But these are the exceptions. In general, new writers gain much more than they lose by signing with a major house. Most self-published authors have trouble selling a copy outside of their immediate family. Even if they have talent, they lack professional help or the imprimatur of quality that a publisher can bring. Indeed, Fifty Shades, which some have taken to be the definitive evidence in favor of self-publishing, is more accurately a demonstration of the opposite: The book became a massive commercial success only after Random House got involved, placing giant stacks of paperbacks in bookstores everywhere and buying huge ads in the London Underground.
The real danger to publishers is that big-ticket authors, who relied on the old system to build their careers, will abandon them now that they have established an audience. As Howey says, “When that happens, all bets are off.” The John Grishams of the world already manage to extract excellent deals in the traditional way because of their huge and reliable sales, and few writers relish the work of being their own publisher. But as that work grows easier—as complex print distribution loses ground to low-cost digital delivery—the big names are starting to get tempted. Stephen King has been experimenting with bypassing his publisher, releasing his latest essay as a Kindle Single directly (albeit with some editing and promotion) through the Amazon store. The popular suspense writer Barry Eisler turned down a $500,000 book contract with the intention to self-publish—but before he could do so, Amazon Publishing offered him a sweetheart deal.
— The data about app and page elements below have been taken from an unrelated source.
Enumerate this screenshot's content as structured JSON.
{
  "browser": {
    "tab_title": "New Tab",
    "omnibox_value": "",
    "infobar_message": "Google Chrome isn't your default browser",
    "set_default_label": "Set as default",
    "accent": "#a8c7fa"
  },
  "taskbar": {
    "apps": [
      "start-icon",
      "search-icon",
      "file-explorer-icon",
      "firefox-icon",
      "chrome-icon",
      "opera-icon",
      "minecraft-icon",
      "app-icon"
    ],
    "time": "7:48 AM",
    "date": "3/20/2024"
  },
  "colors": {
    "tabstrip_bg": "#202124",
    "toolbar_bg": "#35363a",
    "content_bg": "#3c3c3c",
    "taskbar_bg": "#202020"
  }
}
Pretty soon one of these famous writers will step up to the cliff and actually jump. Maybe it will be Tim Ferriss. His less-than-stellar results with Amazon might push him back to a traditional publisher—or in another direction entirely. A great deal of money hinges on what he and his fellow best-selling authors decide to do next. “I wouldn’t be surprised if I self-published in the next few years,” Ferriss says. “Wouldn’t remotely surprise me.”
Evan Hughes (@evanhughes) is the author of Literary Brooklyn.